The nation's insurance industry would rather that the Securities and Exchange Commission did not adopt amendments to the redemption fee rule that the regulator proposed in February.
Officially known as Rule 22c-2, it's meant to sniff out instances of illegal market timing by imposing fees of as much as 2% of assets on shareholders who redeem their stakes within seven days of purchase. Originally, funds would have been required to enforce the rule, but they argued that it would impossible to track down trades in large omnibus accounts.
The amendments essentially push that task onto some first- and second-tier intermediaries, which would include insurance companies that offer variable annuities. But they say they're in no better position than mutual funds, according to Best's Insurance News.
"The imposition of redemption fees at the omnibus account level in pension and annuity contracts would be difficult, if not impossible, to administer," wrote Carl Wilkerson, vice president and chief counsel for securities and litigation at the American Council of Life Insurers, a Washington lobbyist.
The Council submits that fair-value pricing or trade restrictions at the funds would be better alternatives.

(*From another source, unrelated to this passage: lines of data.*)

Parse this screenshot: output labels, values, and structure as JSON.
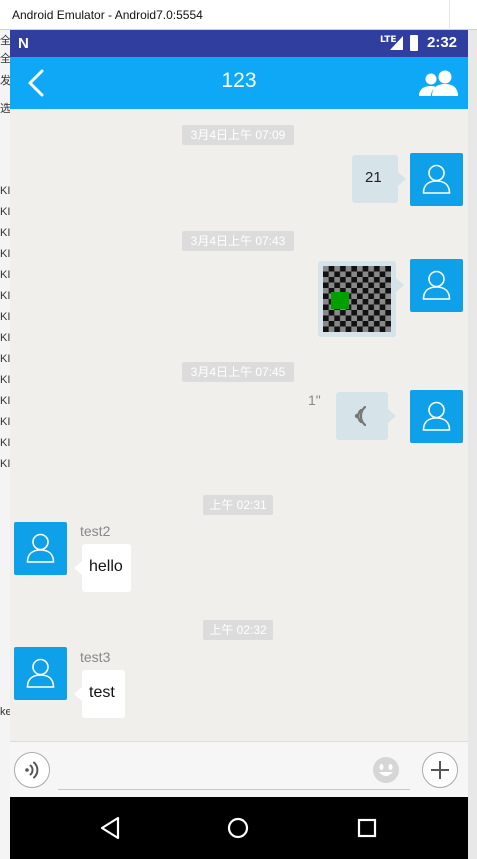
{
  "window": {
    "title": "Android Emulator - Android7.0:5554"
  },
  "left_strip": {
    "chars": [
      "全",
      "全",
      "发",
      "选",
      "KI",
      "KI",
      "KI",
      "KI",
      "KI",
      "KI",
      "KI",
      "KI",
      "KI",
      "KI",
      "KI",
      "KI",
      "KI",
      "KI",
      "ke"
    ]
  },
  "status_bar": {
    "time": "2:32",
    "network": "LTE"
  },
  "app_bar": {
    "title": "123"
  },
  "messages": [
    {
      "timestamp": "3月4日上午 07:09",
      "text": "21"
    },
    {
      "timestamp": "3月4日上午 07:43"
    },
    {
      "timestamp": "3月4日上午 07:45",
      "duration": "1\""
    },
    {
      "timestamp": "上午 02:31",
      "sender": "test2",
      "text": "hello"
    },
    {
      "timestamp": "上午 02:32",
      "sender": "test3",
      "text": "test"
    }
  ],
  "colors": {
    "accent": "#0ea8f6",
    "status_bar": "#303f9f",
    "avatar": "#0ea0e8",
    "chat_bg": "#f0efeb",
    "outgoing_bubble": "#d6e4ea",
    "incoming_bubble": "#ffffff",
    "image_square": "#00a000"
  },
  "icons": [
    "voice-toggle-icon",
    "emoji-icon",
    "plus-icon",
    "back-arrow-icon",
    "group-icon",
    "sound-wave-icon",
    "user-icon"
  ]
}
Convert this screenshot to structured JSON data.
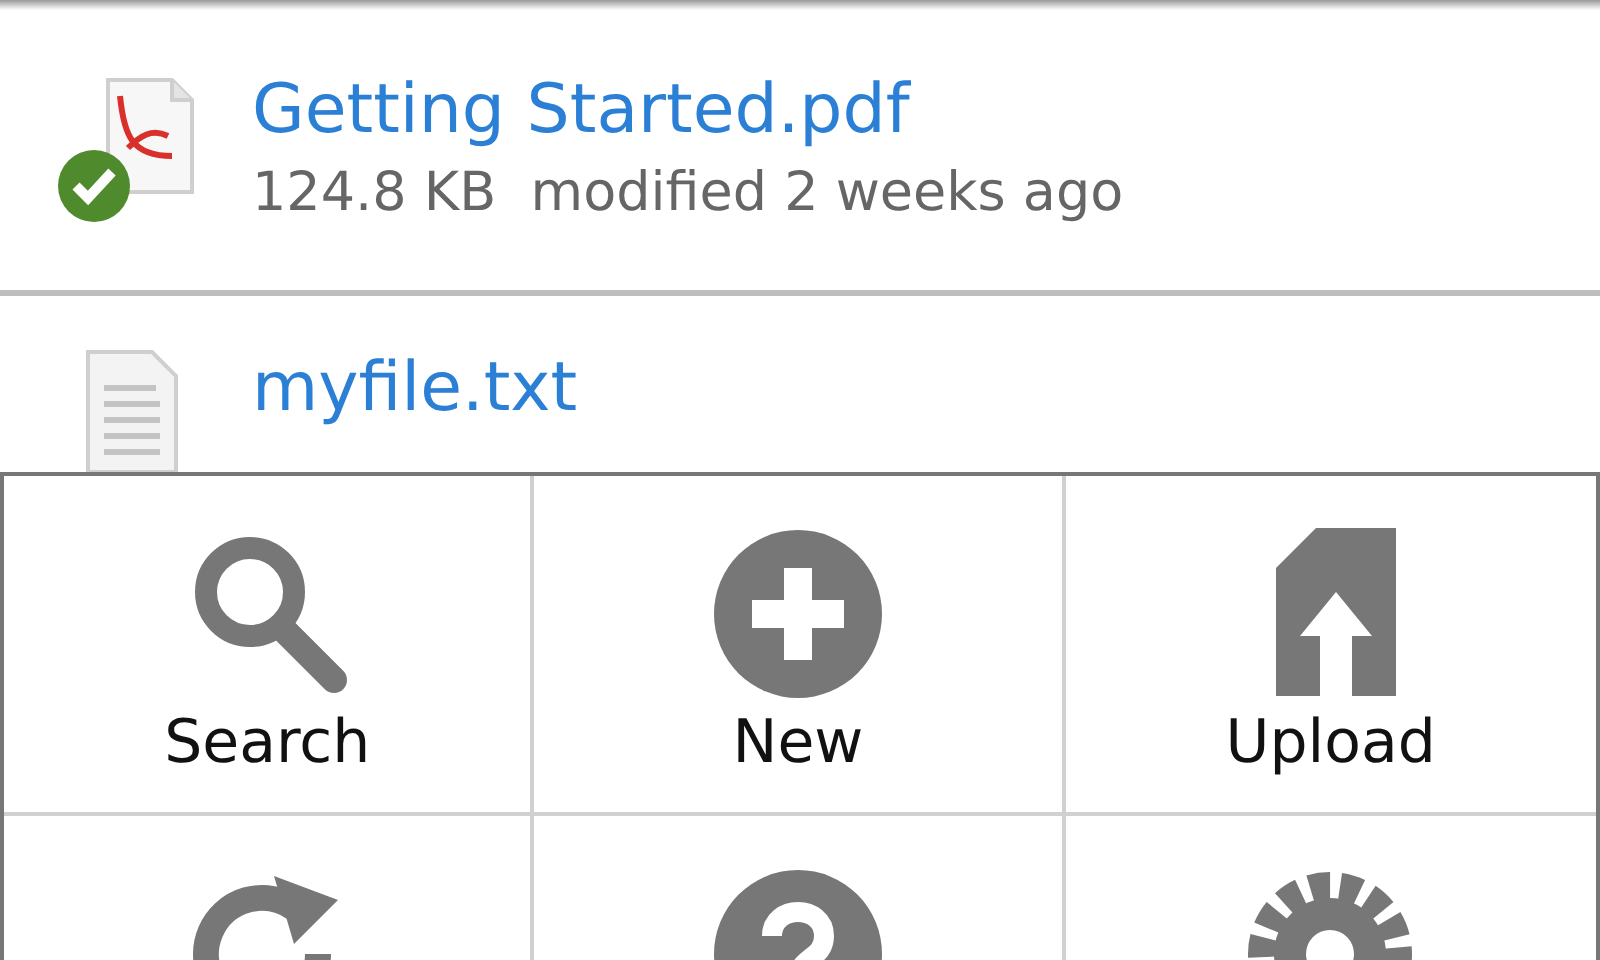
{
  "files": [
    {
      "kind": "pdf",
      "name": "Getting Started.pdf",
      "synced": true,
      "details": "124.8 KB  modified 2 weeks ago"
    },
    {
      "kind": "text",
      "name": "myfile.txt",
      "synced": false
    }
  ],
  "menu": [
    {
      "kind": "search",
      "label": "Search"
    },
    {
      "kind": "new",
      "label": "New"
    },
    {
      "kind": "upload",
      "label": "Upload"
    },
    {
      "kind": "refresh"
    },
    {
      "kind": "help"
    },
    {
      "kind": "settings"
    }
  ]
}
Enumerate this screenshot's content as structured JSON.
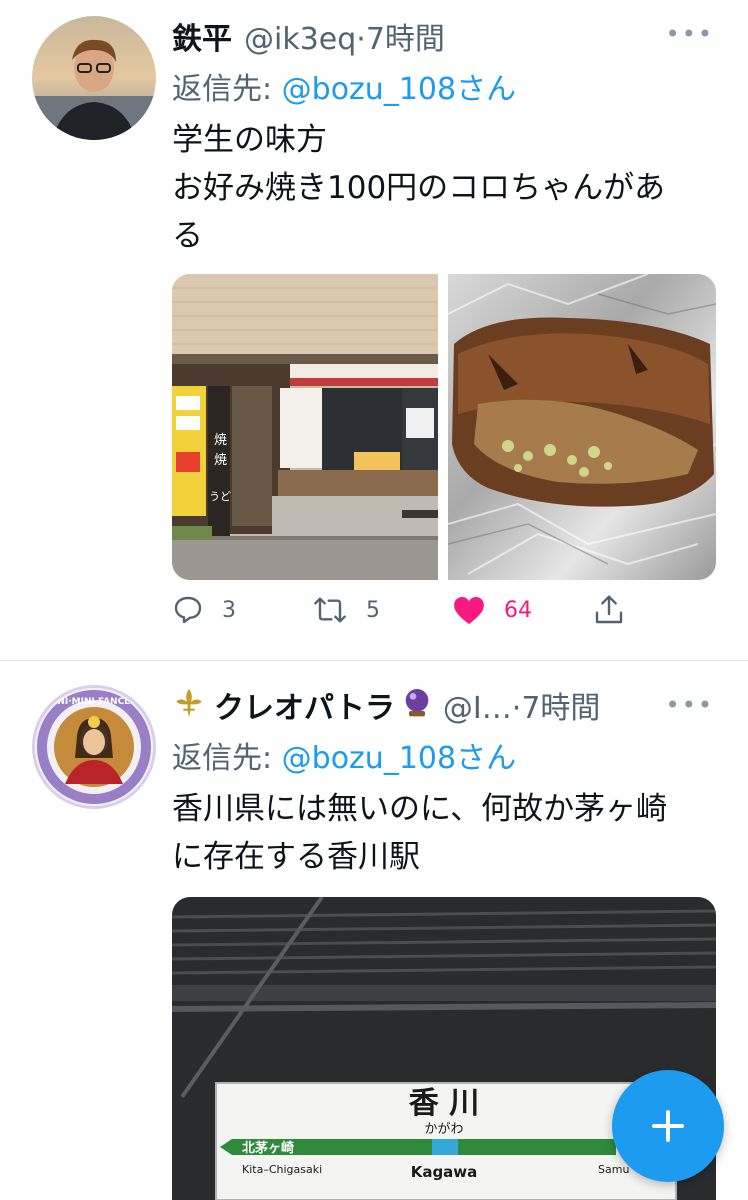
{
  "tweets": [
    {
      "author_name": "鉄平",
      "handle": "@ik3eq",
      "separator": "·",
      "time": "7時間",
      "reply_prefix": "返信先: ",
      "reply_to": "@bozu_108さん",
      "text_lines": [
        "学生の味方",
        "お好み焼き100円のコロちゃんがあ",
        "る"
      ],
      "stats": {
        "replies": "3",
        "retweets": "5",
        "likes": "64"
      }
    },
    {
      "author_name": "クレオパトラ",
      "handle": "@I…",
      "separator": "·",
      "time": "7時間",
      "reply_prefix": "返信先: ",
      "reply_to": "@bozu_108さん",
      "text_lines": [
        "香川県には無いのに、何故か茅ヶ崎",
        "に存在する香川駅"
      ],
      "station_sign": {
        "name": "香 川",
        "kana": "かがわ",
        "prev_station": "北茅ヶ崎",
        "prev_station_romaji": "Kita–Chigasaki",
        "romaji": "Kagawa",
        "next_station_romaji": "Samu"
      }
    }
  ],
  "shop_photo": {
    "sign_chars": [
      "焼",
      "焼",
      "うどん"
    ]
  },
  "avatar2_text": "INI·MINI FANCL!",
  "more_label": "•••",
  "compose_label": "+",
  "colors": {
    "accent": "#1d9bf0",
    "like": "#f91880",
    "secondary_text": "#536471"
  },
  "icons": [
    "reply-icon",
    "retweet-icon",
    "heart-icon",
    "share-icon",
    "fleur-de-lis-icon",
    "crystal-ball-icon",
    "plus-icon",
    "more-icon"
  ]
}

The subsidiaries of a number of leading insurers like Prudential Financial, MetLife and Marsh & McLennan played key roles in the market-timing scandal.